What are your favourite places to play / hang out in? Tipografia in Pescara, Italy. I’ve been coming to Italy since 2001 and have built up a quite nice following. This club in particular seems to go crazy. Yellow & The Liquid Room in Tokyo were amazing to play at. PS1 warm up @ MoMa NYC was pretty special too.
What is your favourite place outside of a bar / club / record shop? I’ve got 3 kids so doing stuff as a family like being on holiday with no worries is pretty special.
Do you see yourself as part of any scene? I guess so, maybe more of group of likeminded people than a scene.
Who would you say was of this collective mind?There are like minded souls in every country and every city.
Who does the your artwork? The first Big Bear and Bearfunk logos and designs were made by Paul “Mudd” Murphy. He nailed it! Adrian Fillary made the Ambassadors Reception logos. A lot of the artists already have their own artwork in mind and we have a pool of designers that contribute.
Is a visual identity important? Yes, I guess it depends on what message your trying to send out. If you look at say the first Omar-S records they were white labels handwritten and the message was I don’t need fancy artwork to sell this music it’s raw and you want it!
How does this reflect your own likes / inspirations? Well when you have different artists and opinions you can’t always push only your ideas so I tend to leave the final decisions with the artist. Sometimes I don’t agree, but at the end of the day they have to be happy. The Ambassador’s Reception covers for Albion & Loud-E are pretty special. They reflect a lot.
Which artists are you currently working with?Andy Meecham, Jeremy Glen, Scarlet Hill, Deborah Bell, Future Nuggets, Roy Kerr, Angie May, Fabrizio Mammarella and I’m going to hopefully do some stuff with Luke Solomon soon too.

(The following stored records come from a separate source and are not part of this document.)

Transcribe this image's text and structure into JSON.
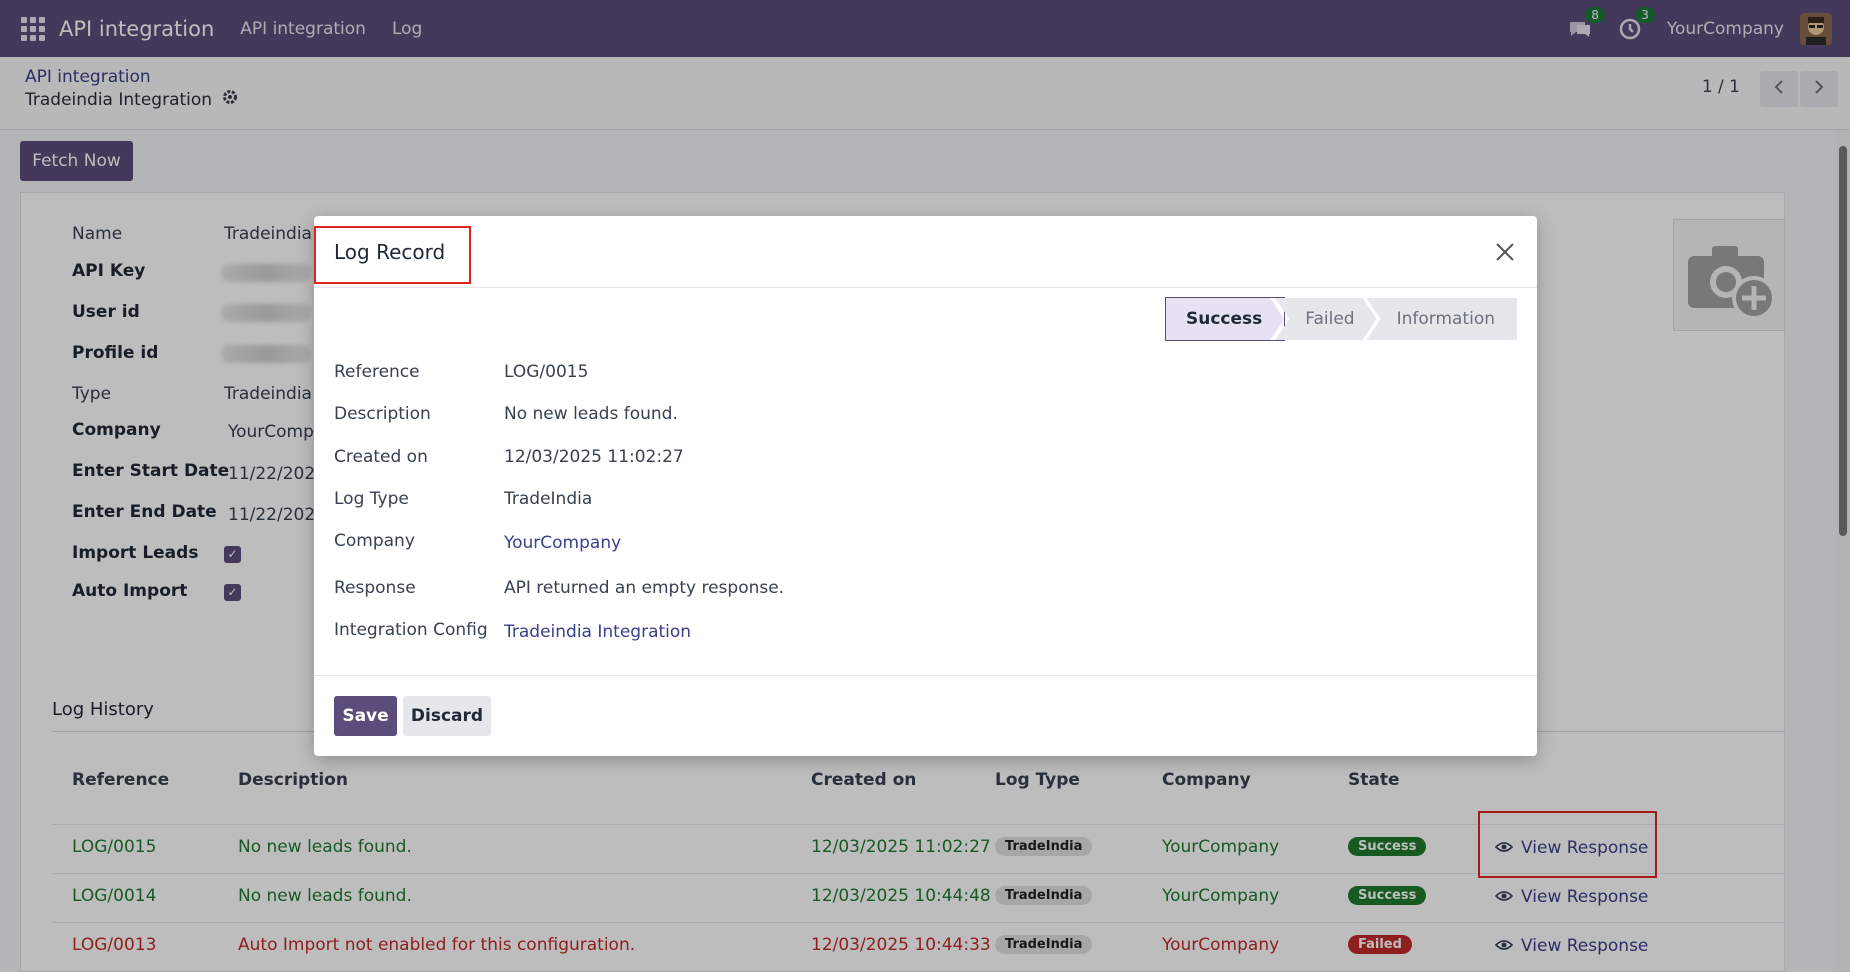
{
  "navbar": {
    "app_title": "API integration",
    "menu": [
      "API integration",
      "Log"
    ],
    "messages_count": "8",
    "activities_count": "3",
    "company": "YourCompany"
  },
  "breadcrumb": {
    "parent": "API integration",
    "current": "Tradeindia Integration"
  },
  "pager": {
    "value": "1 / 1"
  },
  "actions": {
    "fetch_now": "Fetch Now"
  },
  "form": {
    "name_label": "Name",
    "name_value": "Tradeindia",
    "api_key_label": "API Key",
    "user_id_label": "User id",
    "profile_id_label": "Profile id",
    "type_label": "Type",
    "type_value": "Tradeindia",
    "company_label": "Company",
    "company_value": "YourCompa",
    "start_date_label": "Enter Start Date",
    "start_date_value": "11/22/202",
    "end_date_label": "Enter End Date",
    "end_date_value": "11/22/202",
    "import_leads_label": "Import Leads",
    "auto_import_label": "Auto Import",
    "log_history_label": "Log History"
  },
  "log_table": {
    "headers": [
      "Reference",
      "Description",
      "Created on",
      "Log Type",
      "Company",
      "State"
    ],
    "rows": [
      {
        "reference": "LOG/0015",
        "description": "No new leads found.",
        "created_on": "12/03/2025 11:02:27",
        "log_type": "TradeIndia",
        "company": "YourCompany",
        "state": "Success",
        "action": "View Response"
      },
      {
        "reference": "LOG/0014",
        "description": "No new leads found.",
        "created_on": "12/03/2025 10:44:48",
        "log_type": "TradeIndia",
        "company": "YourCompany",
        "state": "Success",
        "action": "View Response"
      },
      {
        "reference": "LOG/0013",
        "description": "Auto Import not enabled for this configuration.",
        "created_on": "12/03/2025 10:44:33",
        "log_type": "TradeIndia",
        "company": "YourCompany",
        "state": "Failed",
        "action": "View Response"
      }
    ]
  },
  "modal": {
    "title": "Log Record",
    "stages": [
      "Success",
      "Failed",
      "Information"
    ],
    "active_stage": "Success",
    "fields": {
      "reference_label": "Reference",
      "reference_value": "LOG/0015",
      "description_label": "Description",
      "description_value": "No new leads found.",
      "created_on_label": "Created on",
      "created_on_value": "12/03/2025 11:02:27",
      "log_type_label": "Log Type",
      "log_type_value": "TradeIndia",
      "company_label": "Company",
      "company_value": "YourCompany",
      "response_label": "Response",
      "response_value": "API returned an empty response.",
      "integration_label": "Integration Config",
      "integration_value": "Tradeindia Integration"
    },
    "save_label": "Save",
    "discard_label": "Discard"
  },
  "colors": {
    "brand": "#5c4c7b",
    "success": "#1e7a2e",
    "failed": "#c22b2b",
    "highlight_box": "#e02424"
  },
  "icons": [
    "apps-grid-icon",
    "chat-icon",
    "clock-icon",
    "gear-icon",
    "chevron-left-icon",
    "chevron-right-icon",
    "camera-add-icon",
    "eye-icon",
    "close-icon",
    "checkbox-icon"
  ]
}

Luke seems to be really active at the moment. I really like his re-works of Crooked Man and the Mother Rose EP. The stuff you`re doing with Luke, will it be House-orientated?Yes I’ve got a hard drive full of electronic stuff I’ve been making for the last 6 years. I wanted to sift through the crap and finish off some of the better demos.

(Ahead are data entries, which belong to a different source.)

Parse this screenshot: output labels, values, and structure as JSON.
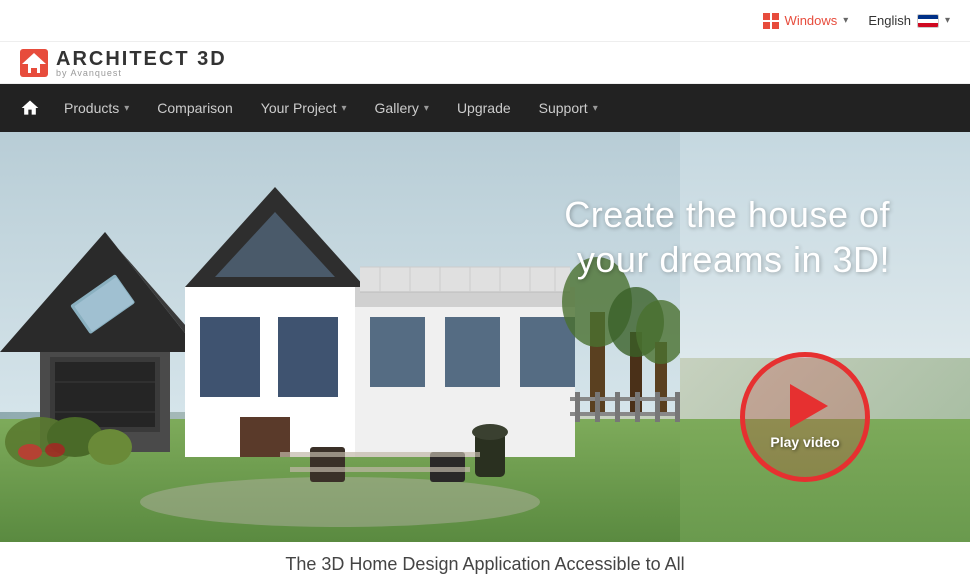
{
  "brand": {
    "name": "ARCHITECT 3D",
    "subtitle": "by Avanquest",
    "logo_color": "#e74c3c"
  },
  "topbar": {
    "windows_label": "Windows",
    "language_label": "English"
  },
  "navbar": {
    "home_tooltip": "Home",
    "items": [
      {
        "label": "Products",
        "has_dropdown": true
      },
      {
        "label": "Comparison",
        "has_dropdown": false
      },
      {
        "label": "Your Project",
        "has_dropdown": true
      },
      {
        "label": "Gallery",
        "has_dropdown": true
      },
      {
        "label": "Upgrade",
        "has_dropdown": false
      },
      {
        "label": "Support",
        "has_dropdown": true
      }
    ]
  },
  "hero": {
    "headline_line1": "Create the house of",
    "headline_line2": "your dreams in 3D!",
    "play_button_label": "Play video"
  },
  "tagline": {
    "text": "The 3D Home Design Application Accessible to All"
  }
}
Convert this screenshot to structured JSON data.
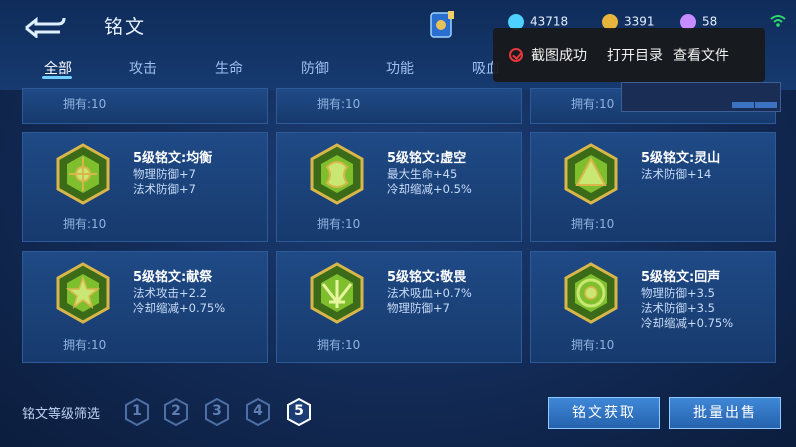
{
  "header": {
    "title": "铭文",
    "resources": [
      {
        "icon": "diamond-icon",
        "value": "43718"
      },
      {
        "icon": "gold-coin-icon",
        "value": "3391"
      },
      {
        "icon": "gem-icon",
        "value": "58"
      }
    ]
  },
  "tabs": [
    "全部",
    "攻击",
    "生命",
    "防御",
    "功能",
    "吸血"
  ],
  "toast": {
    "message": "截图成功",
    "open_dir": "打开目录",
    "view_file": "查看文件"
  },
  "top_row_owned": [
    "拥有:10",
    "拥有:10",
    "拥有:10"
  ],
  "cards": [
    {
      "name": "5级铭文:均衡",
      "attrs": [
        "物理防御+7",
        "法术防御+7"
      ],
      "owned": "拥有:10",
      "icon": "rune-junheng-icon"
    },
    {
      "name": "5级铭文:虚空",
      "attrs": [
        "最大生命+45",
        "冷却缩减+0.5%"
      ],
      "owned": "拥有:10",
      "icon": "rune-xukong-icon"
    },
    {
      "name": "5级铭文:灵山",
      "attrs": [
        "法术防御+14"
      ],
      "owned": "拥有:10",
      "icon": "rune-lingshan-icon"
    },
    {
      "name": "5级铭文:献祭",
      "attrs": [
        "法术攻击+2.2",
        "冷却缩减+0.75%"
      ],
      "owned": "拥有:10",
      "icon": "rune-xianji-icon"
    },
    {
      "name": "5级铭文:敬畏",
      "attrs": [
        "法术吸血+0.7%",
        "物理防御+7"
      ],
      "owned": "拥有:10",
      "icon": "rune-jingwei-icon"
    },
    {
      "name": "5级铭文:回声",
      "attrs": [
        "物理防御+3.5",
        "法术防御+3.5",
        "冷却缩减+0.75%"
      ],
      "owned": "拥有:10",
      "icon": "rune-huisheng-icon"
    }
  ],
  "footer": {
    "filter_label": "铭文等级筛选",
    "levels": [
      "1",
      "2",
      "3",
      "4",
      "5"
    ],
    "selected_level": "5",
    "acquire_button": "铭文获取",
    "sell_button": "批量出售"
  },
  "colors": {
    "accent": "#6fd0ff",
    "rune_green": "#6fae2a",
    "rune_gold": "#d9b64a",
    "toast_check": "#e5383b"
  }
}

Who would you most like to work with? Too many but Chaka Khan, Beck, Lee Perry, Franz Aumuller & Dieter Kolb, William Onyeabor, Isolee and Pierre Joubert would be a nice start.
Any of these likely to happen in the near future?No plans, but you never know!

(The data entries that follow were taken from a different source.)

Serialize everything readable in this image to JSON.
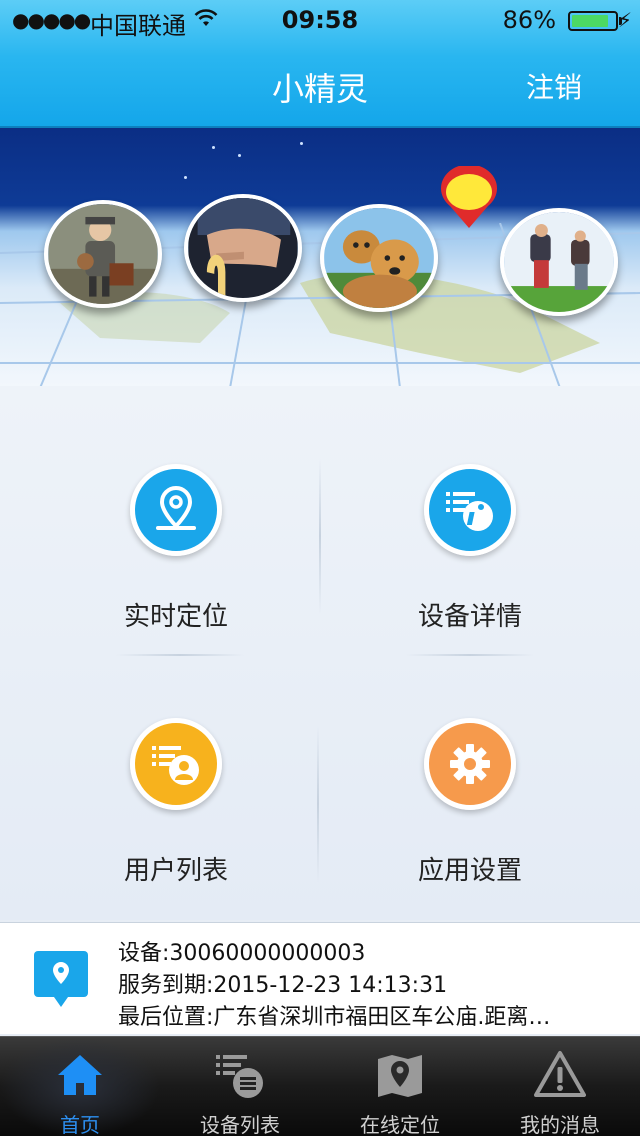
{
  "status_bar": {
    "signal": "●●●●●",
    "carrier": "中国联通",
    "time": "09:58",
    "battery_percent": "86%",
    "battery_level": 0.86
  },
  "nav": {
    "title": "小精灵",
    "logout_label": "注销"
  },
  "banner": {
    "photos": [
      "child-photo",
      "elderly-hands-photo",
      "dogs-photo",
      "hikers-photo"
    ],
    "pin_icon": "location-pin-icon"
  },
  "menu": {
    "items": [
      {
        "label": "实时定位",
        "icon": "location-icon",
        "color": "#1aa6ea"
      },
      {
        "label": "设备详情",
        "icon": "device-info-icon",
        "color": "#1aa6ea"
      },
      {
        "label": "用户列表",
        "icon": "user-list-icon",
        "color": "#f7b21d"
      },
      {
        "label": "应用设置",
        "icon": "gear-icon",
        "color": "#f69a4c"
      }
    ]
  },
  "device": {
    "id_line": "设备:30060000000003",
    "expiry_line": "服务到期:2015-12-23 14:13:31",
    "location_line": "最后位置:广东省深圳市福田区车公庙.距离…"
  },
  "tabbar": {
    "items": [
      {
        "label": "首页",
        "icon": "home-icon",
        "active": true
      },
      {
        "label": "设备列表",
        "icon": "device-list-icon",
        "active": false
      },
      {
        "label": "在线定位",
        "icon": "map-pin-icon",
        "active": false
      },
      {
        "label": "我的消息",
        "icon": "warning-icon",
        "active": false
      }
    ]
  },
  "colors": {
    "nav_blue": "#29b6f0",
    "tab_active": "#2d8ff0",
    "location_blue": "#1aa6ea",
    "user_yellow": "#f7b21d",
    "settings_orange": "#f69a4c"
  }
}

Does playing and making music pay the rent? Hmm, kind of, but I have to do a lot of stuff in-between to make a living,
What sites, if any, do you regularly check on-line? Test pressing, DJ History, IFM, Arsenal News Review, News Now, Piccadilly Records, Juno, Ryanair.
What was the last book you read? “50 Bales Of Hay” it’s a raunchy story about a farmer and his barn.
What is your favourite book? “Pimp. The Story Of My Life” by Iceberg Slim.
What was the last film you saw? I watched “Gnomeo & Juliet” with the kids. It was very good.
What is your favourite film? I love “Goodfellas”.
What is your favourite piece of music? If that`s too difficult, what`s your current favourite piece of music?Yes too difficult but I think currently Catharsis` “Styx”
Soiree`s “Let`s Play Tennis” and Chicken Lips` “Don`t Rain On My Parade” are in the shops now. Future Nuggets` “Sounds From The Unheard Romania” is scheduled for release mid-September.